Last updated on February 9th, 2023
The terms of a contract between a buyer and a seller can be implemented mechanically through the use of “smart contracts,” which are computer programmes. Blockchains eliminate the need for intermediaries in many circumstances by encouraging the formation of mutual confidence between parties, allowing for the automation of transactions at low cost and with high efficiency.
This tutorial will go through many different aspects of creating smart contracts. First, we’ll give you a rundown of how smart contracts work and the various platforms you may use to build them. Then, we’ll talk about the things you need to think about before starting to build a smart contract. In addition, we will discuss legal and compliance considerations best practices for smart contract deployment and maintenance, and how to build and test smart contracts. Finally, we’ll talk about some possible future advances in the subject and examine some real-world instances of how smart contracts have been employed in various industries.
About Smart contracts
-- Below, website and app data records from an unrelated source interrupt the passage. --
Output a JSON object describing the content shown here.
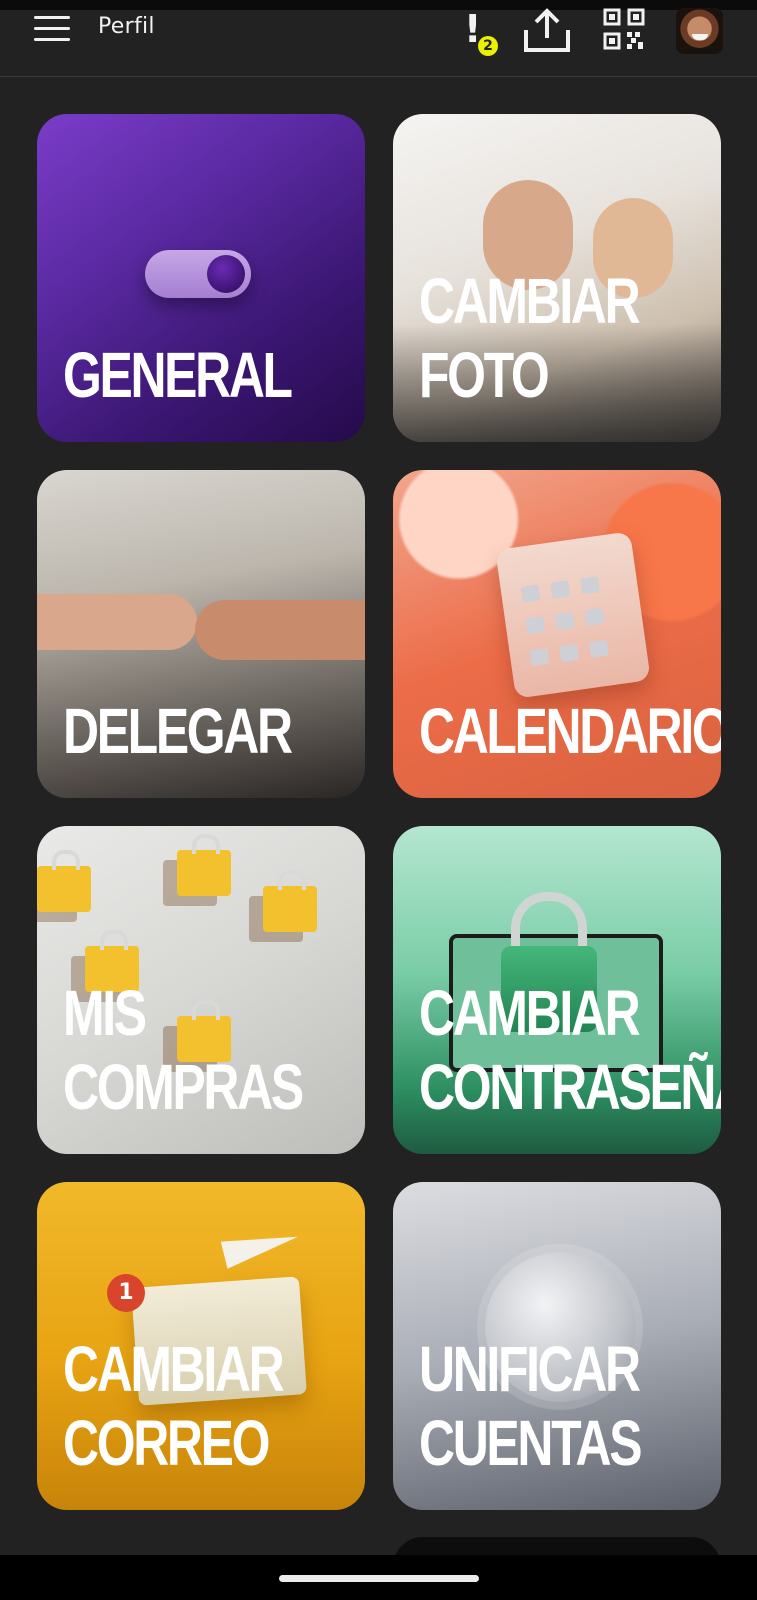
{
  "appbar": {
    "title": "Perfil",
    "alert_count": "2",
    "icons": [
      "menu-icon",
      "alert-icon",
      "share-icon",
      "qr-code-icon",
      "avatar"
    ]
  },
  "tiles": [
    {
      "label": "GENERAL"
    },
    {
      "label": "CAMBIAR\nFOTO"
    },
    {
      "label": "DELEGAR"
    },
    {
      "label": "CALENDARIOS"
    },
    {
      "label": "MIS COMPRAS"
    },
    {
      "label": "CAMBIAR\nCONTRASEÑA"
    },
    {
      "label": "CAMBIAR\nCORREO"
    },
    {
      "label": "UNIFICAR\nCUENTAS"
    }
  ],
  "decor": {
    "envelope_badge": "1"
  },
  "colors": {
    "background": "#222222",
    "badge": "#e9f000"
  }
}
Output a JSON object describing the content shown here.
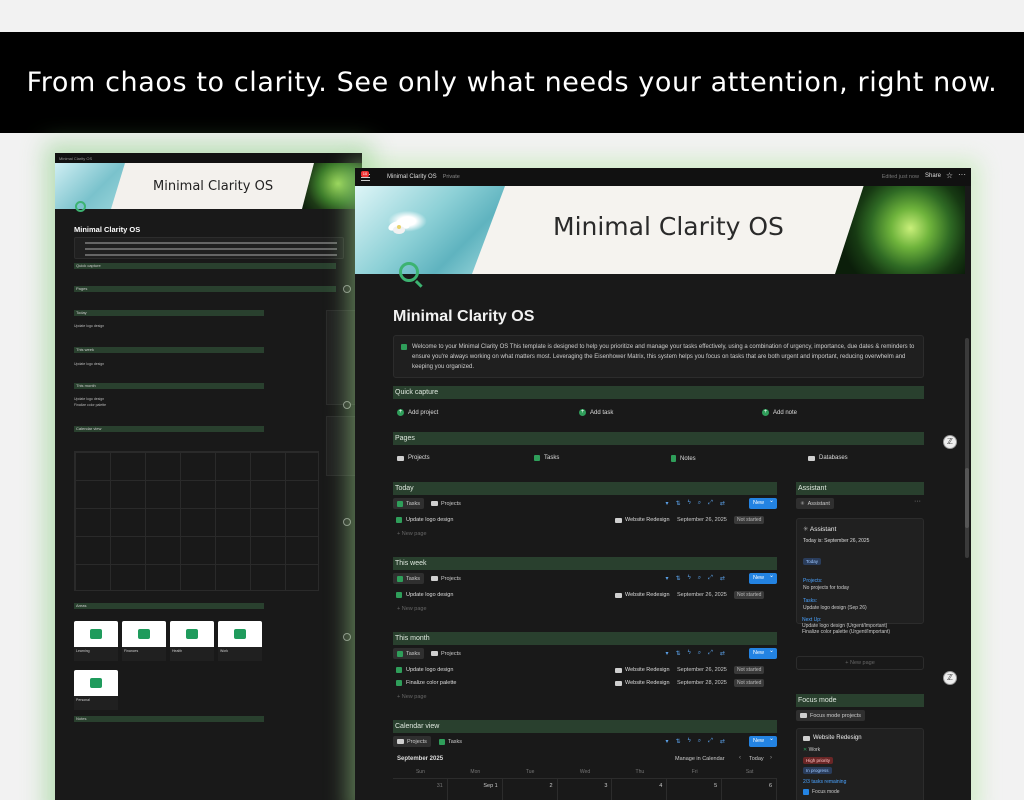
{
  "banner": "From chaos to clarity. See only what needs your attention, right now.",
  "window": {
    "breadcrumb": "Minimal Clarity OS",
    "visibility": "Private",
    "edited": "Edited just now",
    "share": "Share",
    "notification_count": "10"
  },
  "cover_title": "Minimal Clarity OS",
  "page_title": "Minimal Clarity OS",
  "intro": "Welcome to your Minimal Clarity OS This template is designed to help you prioritize and manage your tasks effectively, using a combination of urgency, importance, due dates & reminders to ensure you're always working on what matters most. Leveraging the Eisenhower Matrix, this system helps you focus on tasks that are both urgent and important, reducing overwhelm and keeping you organized.",
  "quick_capture": {
    "title": "Quick capture",
    "items": [
      "Add project",
      "Add task",
      "Add note"
    ]
  },
  "pages": {
    "title": "Pages",
    "items": [
      "Projects",
      "Tasks",
      "Notes",
      "Databases"
    ]
  },
  "views": {
    "tab_tasks": "Tasks",
    "tab_projects": "Projects",
    "new": "New",
    "new_page": "New page"
  },
  "today": {
    "title": "Today",
    "rows": [
      {
        "name": "Update logo design",
        "project": "Website Redesign",
        "date": "September 26, 2025",
        "status": "Not started"
      }
    ]
  },
  "this_week": {
    "title": "This week",
    "rows": [
      {
        "name": "Update logo design",
        "project": "Website Redesign",
        "date": "September 26, 2025",
        "status": "Not started"
      }
    ]
  },
  "this_month": {
    "title": "This month",
    "rows": [
      {
        "name": "Update logo design",
        "project": "Website Redesign",
        "date": "September 26, 2025",
        "status": "Not started"
      },
      {
        "name": "Finalize color palette",
        "project": "Website Redesign",
        "date": "September 28, 2025",
        "status": "Not started"
      }
    ]
  },
  "calendar": {
    "title": "Calendar view",
    "tab_projects": "Projects",
    "tab_tasks": "Tasks",
    "month": "September 2025",
    "manage": "Manage in Calendar",
    "today": "Today",
    "days": [
      "Sun",
      "Mon",
      "Tue",
      "Wed",
      "Thu",
      "Fri",
      "Sat"
    ],
    "first_row": [
      "31",
      "Sep 1",
      "2",
      "3",
      "4",
      "5",
      "6"
    ]
  },
  "assistant": {
    "title": "Assistant",
    "tab": "Assistant",
    "header": "Assistant",
    "today_is": "Today is: September 26, 2025",
    "today_chip": "Today",
    "projects_label": "Projects:",
    "projects_value": "No projects for today",
    "tasks_label": "Tasks:",
    "tasks_value": "Update logo design (Sep 26)",
    "next_label": "Next Up:",
    "next_1": "Update logo design (Urgent/Important)",
    "next_2": "Finalize color palette (Urgent/Important)",
    "new_page": "New page"
  },
  "focus": {
    "title": "Focus mode",
    "tab": "Focus mode projects",
    "project": "Website Redesign",
    "area": "Work",
    "priority": "High priority",
    "status": "In progress",
    "remaining": "2/3 tasks remaining",
    "focus_mode": "Focus mode"
  },
  "mini": {
    "title": "Minimal Clarity OS",
    "sections": [
      "Quick capture",
      "Pages",
      "Today",
      "This week",
      "This month",
      "Calendar view",
      "Areas",
      "Notes"
    ],
    "areas": [
      "Learning",
      "Finances",
      "Health",
      "Work",
      "Personal"
    ]
  },
  "colors": {
    "banner_bg": "#000000",
    "section_bg": "#29402e",
    "accent_green": "#2f9e5a",
    "new_button": "#2383e2",
    "glow": "#aae696"
  }
}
When it comes to storing and executing the code that makes up a smart contract, the decentralized and secure nature of blockchain technology is an ideal foundation. To put it plainly, a smart contract is an agreement between two parties that is codified as a computer programme and then saved and copied on a blockchain. When the terms are satisfied, the contract goes into immediate effect.
There are a variety of platforms available for the development of smart contracts, each with its own set of benefits and use cases. When it comes to smart contract development, one of the most popular environments is Ethereum, an open-source blockchain platform that allows developers to easily build dapps and smart contracts. EOS, like other well-liked platforms, makes it easy to develop robust decentralized applications (dapps) and smart contracts. However, Hyperledger is an open-source blockchain platform designed specifically for enterprises and public sector organizations.
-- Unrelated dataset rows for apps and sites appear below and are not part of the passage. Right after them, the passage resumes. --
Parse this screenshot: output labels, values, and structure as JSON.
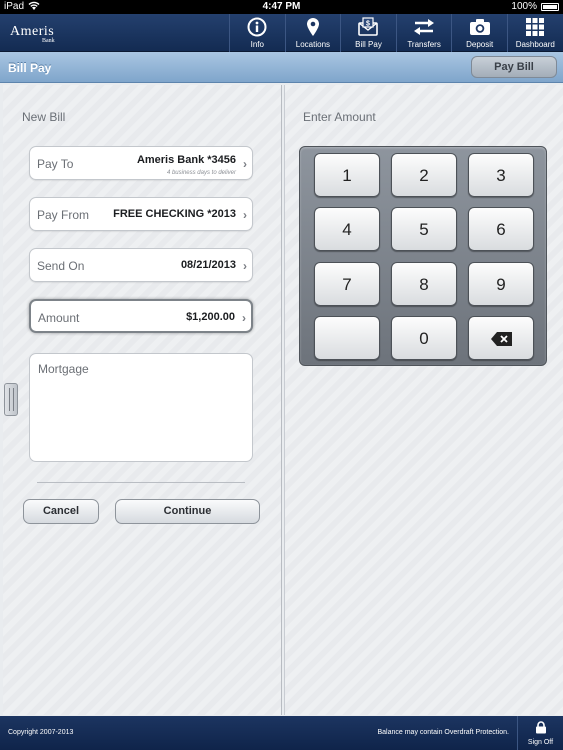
{
  "status_bar": {
    "carrier": "iPad",
    "time": "4:47 PM",
    "battery": "100%"
  },
  "nav": {
    "logo": {
      "name": "Ameris",
      "sub": "Bank"
    },
    "items": [
      {
        "label": "Info",
        "icon": "info-icon"
      },
      {
        "label": "Locations",
        "icon": "location-pin-icon"
      },
      {
        "label": "Bill Pay",
        "icon": "bill-pay-icon"
      },
      {
        "label": "Transfers",
        "icon": "transfer-arrows-icon"
      },
      {
        "label": "Deposit",
        "icon": "camera-icon"
      },
      {
        "label": "Dashboard",
        "icon": "grid-icon"
      }
    ]
  },
  "title_bar": {
    "title": "Bill Pay",
    "action_label": "Pay Bill"
  },
  "form": {
    "section_label": "New Bill",
    "pay_to": {
      "label": "Pay To",
      "value": "Ameris Bank *3456",
      "sub": "4 business days to deliver"
    },
    "pay_from": {
      "label": "Pay From",
      "value": "FREE CHECKING *2013"
    },
    "send_on": {
      "label": "Send On",
      "value": "08/21/2013"
    },
    "amount": {
      "label": "Amount",
      "value": "$1,200.00"
    },
    "memo": "Mortgage",
    "cancel_label": "Cancel",
    "continue_label": "Continue"
  },
  "keypad": {
    "section_label": "Enter Amount",
    "keys": [
      "1",
      "2",
      "3",
      "4",
      "5",
      "6",
      "7",
      "8",
      "9",
      "",
      "0",
      "backspace-icon"
    ]
  },
  "footer": {
    "copyright": "Copyright 2007-2013",
    "disclaimer": "Balance may contain Overdraft Protection.",
    "signoff_label": "Sign Off",
    "signoff_icon": "lock-icon"
  },
  "colors": {
    "nav_bg": "#1c3561",
    "title_bar_bg": "#93b4d6",
    "keypad_bg": "#7d848c"
  }
}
Financial transactions, supply chain management, and real estate negotiations are just some of the potential business activities that may be automated with the help of “smart contracts.” Ethereum is well-suited for usage in decentralized apps and smart contracts due to its adaptability and programmability. However, EOS is optimized for low-latency, low-cost transactions, making it a prime choice for high-performance decentralized applications (dapps) and smart contracts. Conversely, Hyperledger shines in institutional contexts like business supply chain management, banking, and healthcare.
Planning and Designing a Smart Contract
Many factors should be taken into account during the smart contract’s planning and design phases to guarantee its efficacy and safety.
The first step in creating a smart contract is identifying its boundaries. Included in this are the names and addresses of all parties to the agreement, as well as a detailed description of the terms and conditions under which the agreement would operate. Possible threats should be thought out, and countermeasures should be mapped out.
To continue, think about the smart contract’s framework and features. To do this, one must determine not only the language to be used in creating the contract, but also the precise tasks that it will carry out. The contract’s general design, including its data storage and retrieval mechanisms, should also be taken into account.
Thirdly, security is a critical aspect in the design of Smart Contract Blockchain Development. The code for smart contracts needs to be inspected and tested extensively to find security flaws and correct them. A malicious attack should also be anticipated.
Last but not least, a smart contract’s design should take into account how easy it will be to scale and update. To keep up with the ever-increasing volume of transactions, smart contracts need to be built with easy updating and maintenance in mind.
Defining the smart contract’s scope, thinking about the contract’s structure and functionalities, giving security priority, and making plans for scalability and maintainability are all crucial steps in the planning and design process.
Coding and Testing a Smart Contract
Writing the code that specifies the terms of a smart contract in a programming language that is compatible with the blockchain platform on which it will run is what is meant by “coding” a smart contract.
Before a smart contract can be performed on the blockchain, the code must be written in a text editor and compiled into bytecode. The contract is ready for deployment on the blockchain after compilation is complete.
Deployment should only occur after the smart contract has been thoroughly tested and debugged to ensure it is working as expected and that any bugs have been rectified.
These are some of the best methods for verifying and fixing bugs in smart contracts:
- The creation of extensive unit tests to examine the contract’s features.
- You may ensure the contract will work as intended by putting it through its paces in a simulated or practice blockchain.
- Using manual testing to find bugs that the automated testing process missed.
- Keeping a close eye on the contract’s source code and testing results to find and solve any security flaws.
In conclusion, a smart contract is an effective tool that may automate many procedures and significantly reduce the number of middlemen. The fundamentals of smart contract technology, the available development platforms, the smart contract’s design and planning, its coding and testing, as well as the legal and compliance considerations involved, have all been discussed in this lesson.
Among the many takeaways from this guide are the importance of managing expectations, planning the right contract’s architecture and operations, the huge importance of security, and better expansion and upkeep. The development process is not complete without incorporating testing and debugging actions to ensure the contracts are functioning as advertised.
Smart contract development is now a maturing industry and is expected to expand its frontiers soon. As more companies adopt blockchain, one can expect smart contracts to play an important role in several business systems. Expect the future to hold more promise for smart contracts as they improve in stability, scalability, and compatibility. Smart contracts will almost become standard practice for several industries, including logistics, finance, legal, and healthcare industry.